Taming the Tenses: Mastering ‘Le Présent’ in French

Bonjour mes amis! Today, we’re going to delve into one of the most fundamental aspects of the French language – the Présent tense, a.k.a the present tense. Besides being a crucial grammar point, it is a wonderful gateway to ensuring you’re able to converse, write and comprehend French effectively.

Understanding ‘Le Présent’

First things first, what is ‘Le Présent’? It is the form of a verb in the present tense. In other words, it tells you what’s happening right now or what usually happens. Now that’s simple enough, right? But oh, mon ami, that’s just the tip of the iceberg because, unlike English, French doesn’t believe in having one verb form for all subjects. So, “I read”, “You read”, “We read” might all sound the same in English, but in French, oh là là, each subject gets its unique verb form!

Building Blocks: Verb Conjugation

Alright, before you run away, let me tell you, it’s not as terrifying as it sounds. In fact, once you’ve got the hang of it, it’s pretty logical – like doing a little word puzzle. Here is how it works:

Let’s consider the verb “parler” (to speak). Now, to conjugate this, we need to take the root or stem of the verb, which is ‘parl’ and then append the specific endings that correspond to the subject pronouns.

Here’s how it looks:

  • Je parle (I speak)
  • Tu parles (You speak)
  • Il/Elle parle (He/She speaks)
  • Nous parlons (We speak)
  • Vous parlez (You speak, formal or plural)
  • Ils/Elles parlent (They speak)

Extra Care: Irregular Verbs

While the above rule applies to regular verbs, caution must be exercised when facing irregular verbs. They do not follow the regular conjugation patterns and have their own unique forms, e.g., ‘être’ (to be) and ‘avoir’ (to have). It’s a good practice to memorize them as you come across them.

Practical Usage

‘Le Présent’ isn’t simply used to talk about current actions. It’s also about habits, general truths, or actions that will occur in the imminent future. Think of this tense as also implying the English present continuous (“I am doing”) and the simple future (“I will do”).

For instance, ‘Je dîne avec mon ami ce soir’ can be translated as “I am dining with my friend tonight.”

In Conclusion

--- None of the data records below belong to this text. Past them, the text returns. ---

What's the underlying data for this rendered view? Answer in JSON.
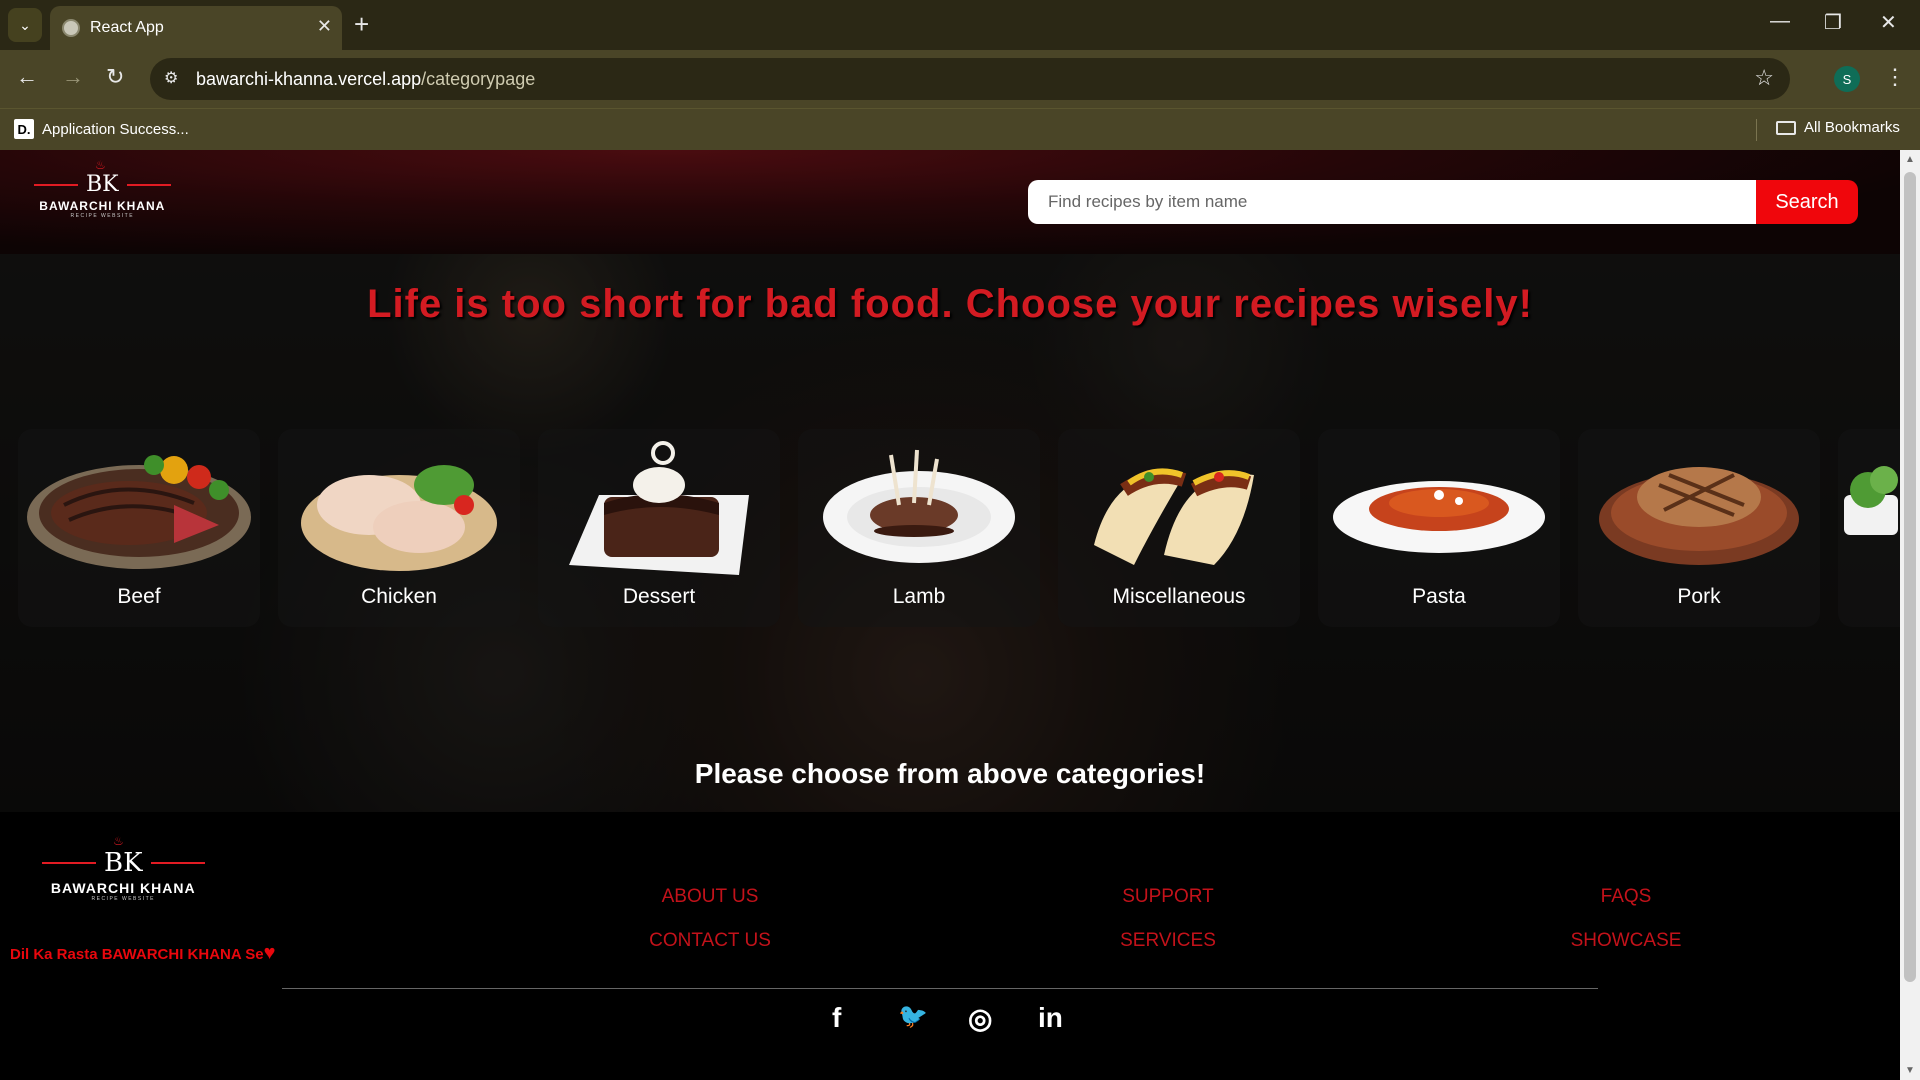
{
  "browser": {
    "tab_title": "React App",
    "url_host": "bawarchi-khanna.vercel.app",
    "url_path": "/categorypage",
    "profile_initial": "S",
    "bookmark_label": "Application Success...",
    "bookmark_favicon": "D.",
    "all_bookmarks": "All Bookmarks"
  },
  "header": {
    "logo_mark": "BK",
    "logo_name": "BAWARCHI KHANA",
    "logo_sub": "RECIPE WEBSITE",
    "search_placeholder": "Find recipes by item name",
    "search_button": "Search"
  },
  "hero": {
    "tagline": "Life is too short for bad food. Choose your recipes wisely!",
    "categories": [
      {
        "label": "Beef"
      },
      {
        "label": "Chicken"
      },
      {
        "label": "Dessert"
      },
      {
        "label": "Lamb"
      },
      {
        "label": "Miscellaneous"
      },
      {
        "label": "Pasta"
      },
      {
        "label": "Pork"
      },
      {
        "label": ""
      }
    ],
    "choose_message": "Please choose from above categories!"
  },
  "footer": {
    "tagline": "Dil Ka Rasta BAWARCHI KHANA Se",
    "links": {
      "about": "ABOUT US",
      "contact": "CONTACT US",
      "support": "SUPPORT",
      "services": "SERVICES",
      "faqs": "FAQS",
      "showcase": "SHOWCASE"
    },
    "social": {
      "facebook": "f",
      "twitter": "🐦",
      "instagram": "◎",
      "linkedin": "in"
    }
  },
  "colors": {
    "brand_red": "#f0060c",
    "tagline_red": "#d31b22",
    "footer_link": "#c3121a"
  }
}
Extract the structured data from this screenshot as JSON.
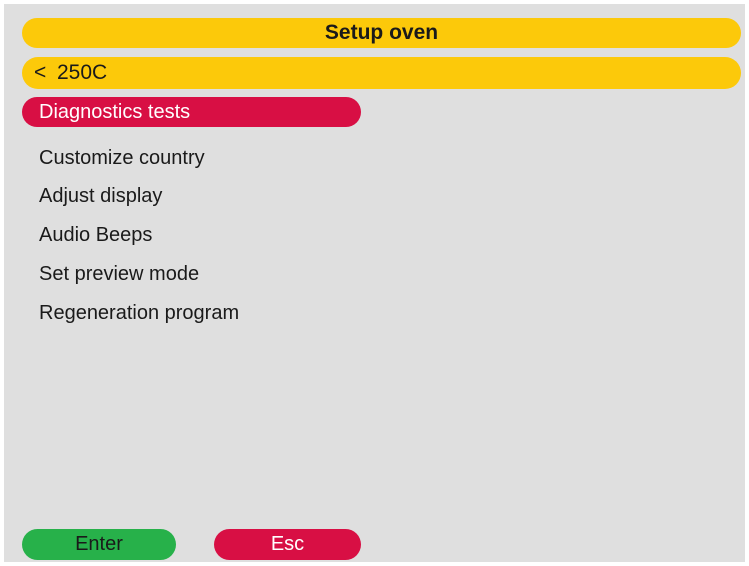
{
  "header": {
    "title": "Setup oven"
  },
  "temperature": {
    "arrow": "<",
    "value": "250C"
  },
  "menu": {
    "items": [
      {
        "label": "Diagnostics tests",
        "selected": true
      },
      {
        "label": "Customize country",
        "selected": false
      },
      {
        "label": "Adjust display",
        "selected": false
      },
      {
        "label": "Audio Beeps",
        "selected": false
      },
      {
        "label": "Set preview mode",
        "selected": false
      },
      {
        "label": "Regeneration program",
        "selected": false
      }
    ]
  },
  "buttons": {
    "enter_label": "Enter",
    "esc_label": "Esc"
  },
  "colors": {
    "header_bg": "#fcc90a",
    "selected_bg": "#d80f44",
    "enter_bg": "#27b14a",
    "esc_bg": "#d80f44",
    "screen_bg": "#dfdfdf"
  }
}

Le Présent might initially seem like tricky terrain but, with regular practice, it will soon feel like a leisurely stroll through a bucolic French village. The key here, as always, is consistency rather than intensity. So stick to it, let it not daunt you and before you know it, you’ll be enthusiastically conjugating verbs in your sleep! À bientôt!

Remember, learning French is not a sprint, but a marathon. ‘Bonne chance’, and I look forward to hearing about your adventures in mastering ‘Le Présent’.